**TO DO**. Copy each line of the data that has "JSON" in it.

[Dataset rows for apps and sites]
▶

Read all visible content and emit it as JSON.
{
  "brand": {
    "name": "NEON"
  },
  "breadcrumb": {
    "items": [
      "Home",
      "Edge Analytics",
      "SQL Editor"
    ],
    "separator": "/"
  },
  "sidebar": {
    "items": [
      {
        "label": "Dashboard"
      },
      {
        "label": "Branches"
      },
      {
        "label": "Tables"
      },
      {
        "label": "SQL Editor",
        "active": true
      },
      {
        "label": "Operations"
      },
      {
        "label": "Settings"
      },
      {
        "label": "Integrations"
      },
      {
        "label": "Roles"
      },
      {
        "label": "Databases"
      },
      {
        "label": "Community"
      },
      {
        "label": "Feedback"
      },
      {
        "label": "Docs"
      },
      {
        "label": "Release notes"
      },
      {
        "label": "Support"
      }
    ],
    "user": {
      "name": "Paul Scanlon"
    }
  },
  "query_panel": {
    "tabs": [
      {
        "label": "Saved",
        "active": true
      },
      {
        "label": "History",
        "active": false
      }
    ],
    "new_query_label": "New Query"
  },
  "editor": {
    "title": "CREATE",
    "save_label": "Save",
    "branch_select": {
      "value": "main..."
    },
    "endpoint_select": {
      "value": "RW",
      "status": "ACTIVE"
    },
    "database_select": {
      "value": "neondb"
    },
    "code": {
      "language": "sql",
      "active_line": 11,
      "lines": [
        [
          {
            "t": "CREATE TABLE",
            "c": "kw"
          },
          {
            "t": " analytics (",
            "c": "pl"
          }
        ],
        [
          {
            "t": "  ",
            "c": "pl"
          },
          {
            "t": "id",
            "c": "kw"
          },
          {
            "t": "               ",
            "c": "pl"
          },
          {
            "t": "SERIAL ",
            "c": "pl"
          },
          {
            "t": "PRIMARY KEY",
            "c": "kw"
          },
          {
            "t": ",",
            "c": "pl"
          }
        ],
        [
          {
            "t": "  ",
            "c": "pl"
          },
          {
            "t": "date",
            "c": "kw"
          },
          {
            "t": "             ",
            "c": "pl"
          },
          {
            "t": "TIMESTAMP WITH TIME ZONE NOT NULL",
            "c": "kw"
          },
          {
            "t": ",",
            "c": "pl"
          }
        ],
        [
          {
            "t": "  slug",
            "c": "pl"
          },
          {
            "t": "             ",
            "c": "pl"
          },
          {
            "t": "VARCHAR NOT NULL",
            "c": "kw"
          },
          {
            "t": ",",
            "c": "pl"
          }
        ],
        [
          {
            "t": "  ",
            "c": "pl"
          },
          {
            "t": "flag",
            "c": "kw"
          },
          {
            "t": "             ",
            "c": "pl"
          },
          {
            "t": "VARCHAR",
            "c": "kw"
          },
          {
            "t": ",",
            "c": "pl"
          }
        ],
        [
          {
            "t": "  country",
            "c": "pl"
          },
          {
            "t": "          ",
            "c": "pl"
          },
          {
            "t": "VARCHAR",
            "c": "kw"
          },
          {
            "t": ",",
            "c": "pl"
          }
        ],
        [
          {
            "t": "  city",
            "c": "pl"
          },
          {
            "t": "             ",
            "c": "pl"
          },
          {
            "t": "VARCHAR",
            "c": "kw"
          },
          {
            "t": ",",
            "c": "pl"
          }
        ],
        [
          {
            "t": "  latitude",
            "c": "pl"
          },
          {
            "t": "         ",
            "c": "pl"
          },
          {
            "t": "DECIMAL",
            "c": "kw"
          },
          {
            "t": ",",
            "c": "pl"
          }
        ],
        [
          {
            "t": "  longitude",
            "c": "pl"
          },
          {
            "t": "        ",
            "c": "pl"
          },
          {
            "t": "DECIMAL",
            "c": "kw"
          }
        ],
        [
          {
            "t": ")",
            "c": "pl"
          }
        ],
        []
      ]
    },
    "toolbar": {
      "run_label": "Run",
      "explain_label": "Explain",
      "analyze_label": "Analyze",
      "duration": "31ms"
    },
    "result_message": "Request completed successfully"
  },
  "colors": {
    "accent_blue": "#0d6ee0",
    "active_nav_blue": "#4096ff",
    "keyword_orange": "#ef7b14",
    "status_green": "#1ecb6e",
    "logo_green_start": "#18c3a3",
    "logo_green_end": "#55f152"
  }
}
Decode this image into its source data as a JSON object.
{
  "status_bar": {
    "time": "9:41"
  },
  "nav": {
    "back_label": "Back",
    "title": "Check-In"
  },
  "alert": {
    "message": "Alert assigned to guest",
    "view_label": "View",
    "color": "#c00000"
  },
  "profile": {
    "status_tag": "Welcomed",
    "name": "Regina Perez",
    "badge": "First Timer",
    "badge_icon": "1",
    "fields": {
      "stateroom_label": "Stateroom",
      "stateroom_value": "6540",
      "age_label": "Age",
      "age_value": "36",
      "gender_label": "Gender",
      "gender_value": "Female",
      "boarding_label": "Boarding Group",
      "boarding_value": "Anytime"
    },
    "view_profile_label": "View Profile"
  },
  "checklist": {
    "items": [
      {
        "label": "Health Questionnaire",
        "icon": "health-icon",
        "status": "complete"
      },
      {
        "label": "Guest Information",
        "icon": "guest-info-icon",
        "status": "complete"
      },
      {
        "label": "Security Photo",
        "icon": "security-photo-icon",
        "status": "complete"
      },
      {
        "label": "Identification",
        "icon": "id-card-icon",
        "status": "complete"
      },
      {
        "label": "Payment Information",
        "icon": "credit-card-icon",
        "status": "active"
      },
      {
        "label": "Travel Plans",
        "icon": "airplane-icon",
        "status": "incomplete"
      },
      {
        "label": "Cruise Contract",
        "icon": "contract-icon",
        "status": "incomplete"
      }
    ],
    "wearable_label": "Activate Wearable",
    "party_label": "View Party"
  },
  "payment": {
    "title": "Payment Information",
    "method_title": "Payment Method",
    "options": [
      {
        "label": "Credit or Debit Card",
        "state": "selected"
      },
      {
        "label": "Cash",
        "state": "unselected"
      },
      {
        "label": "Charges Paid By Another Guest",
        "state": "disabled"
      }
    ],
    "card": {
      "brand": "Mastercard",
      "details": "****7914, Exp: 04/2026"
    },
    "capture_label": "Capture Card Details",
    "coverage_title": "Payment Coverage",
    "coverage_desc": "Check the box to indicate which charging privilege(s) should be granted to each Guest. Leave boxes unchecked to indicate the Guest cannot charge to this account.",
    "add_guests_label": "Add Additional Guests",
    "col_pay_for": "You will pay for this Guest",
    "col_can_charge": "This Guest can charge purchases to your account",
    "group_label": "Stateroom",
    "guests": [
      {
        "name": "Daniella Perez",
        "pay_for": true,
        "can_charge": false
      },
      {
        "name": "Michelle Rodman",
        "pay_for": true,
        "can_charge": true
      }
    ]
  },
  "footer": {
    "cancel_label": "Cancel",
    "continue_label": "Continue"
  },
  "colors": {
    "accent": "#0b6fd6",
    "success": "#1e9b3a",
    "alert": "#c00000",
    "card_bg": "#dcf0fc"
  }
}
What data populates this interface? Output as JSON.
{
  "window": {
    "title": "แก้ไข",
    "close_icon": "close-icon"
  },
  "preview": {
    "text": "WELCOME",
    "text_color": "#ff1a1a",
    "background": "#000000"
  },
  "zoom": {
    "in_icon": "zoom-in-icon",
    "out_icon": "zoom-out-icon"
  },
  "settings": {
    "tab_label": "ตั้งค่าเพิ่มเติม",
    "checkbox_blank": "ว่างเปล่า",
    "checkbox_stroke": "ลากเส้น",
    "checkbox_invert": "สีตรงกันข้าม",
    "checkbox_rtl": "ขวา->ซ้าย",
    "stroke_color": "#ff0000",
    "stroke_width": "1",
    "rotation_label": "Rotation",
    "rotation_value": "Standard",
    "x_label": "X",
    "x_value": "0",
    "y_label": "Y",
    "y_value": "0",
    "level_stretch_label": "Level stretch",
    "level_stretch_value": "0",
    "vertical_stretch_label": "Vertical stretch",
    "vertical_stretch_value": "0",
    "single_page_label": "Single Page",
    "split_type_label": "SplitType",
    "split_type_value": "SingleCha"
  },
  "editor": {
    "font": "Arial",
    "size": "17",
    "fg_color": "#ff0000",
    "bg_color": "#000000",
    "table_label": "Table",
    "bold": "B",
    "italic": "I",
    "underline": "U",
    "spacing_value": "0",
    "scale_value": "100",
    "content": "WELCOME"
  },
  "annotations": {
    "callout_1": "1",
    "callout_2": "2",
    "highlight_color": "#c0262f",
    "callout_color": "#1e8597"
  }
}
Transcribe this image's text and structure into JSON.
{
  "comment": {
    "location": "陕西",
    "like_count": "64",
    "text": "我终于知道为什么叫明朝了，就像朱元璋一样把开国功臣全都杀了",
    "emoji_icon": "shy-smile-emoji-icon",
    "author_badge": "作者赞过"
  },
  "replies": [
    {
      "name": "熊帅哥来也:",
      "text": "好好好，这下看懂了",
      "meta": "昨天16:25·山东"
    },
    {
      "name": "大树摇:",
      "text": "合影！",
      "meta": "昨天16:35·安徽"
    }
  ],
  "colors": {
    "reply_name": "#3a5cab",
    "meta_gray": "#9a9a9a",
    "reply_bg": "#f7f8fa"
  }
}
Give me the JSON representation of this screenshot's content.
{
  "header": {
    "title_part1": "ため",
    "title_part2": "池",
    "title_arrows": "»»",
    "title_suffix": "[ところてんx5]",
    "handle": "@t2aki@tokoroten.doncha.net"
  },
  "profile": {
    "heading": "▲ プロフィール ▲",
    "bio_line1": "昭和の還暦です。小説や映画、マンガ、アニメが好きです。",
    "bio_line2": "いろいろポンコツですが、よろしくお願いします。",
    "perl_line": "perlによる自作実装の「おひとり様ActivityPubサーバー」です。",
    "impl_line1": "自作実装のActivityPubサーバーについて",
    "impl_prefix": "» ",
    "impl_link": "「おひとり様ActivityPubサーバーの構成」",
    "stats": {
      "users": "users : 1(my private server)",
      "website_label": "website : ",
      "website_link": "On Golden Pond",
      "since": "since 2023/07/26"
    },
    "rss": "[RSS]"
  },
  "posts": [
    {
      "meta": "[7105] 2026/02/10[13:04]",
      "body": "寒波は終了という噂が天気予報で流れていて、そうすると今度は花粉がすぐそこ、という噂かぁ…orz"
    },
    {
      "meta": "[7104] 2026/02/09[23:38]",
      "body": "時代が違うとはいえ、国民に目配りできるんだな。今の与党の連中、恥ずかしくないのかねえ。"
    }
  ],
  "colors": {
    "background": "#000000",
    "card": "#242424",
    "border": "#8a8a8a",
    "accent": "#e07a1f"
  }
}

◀

**RESULT**.
Read all visible content and emit it as JSON.
Decode this image into its source data as a JSON object.
What data populates this interface? Output as JSON.
Transcribe this image's text and structure into JSON.
Give me the JSON representation of this screenshot's content.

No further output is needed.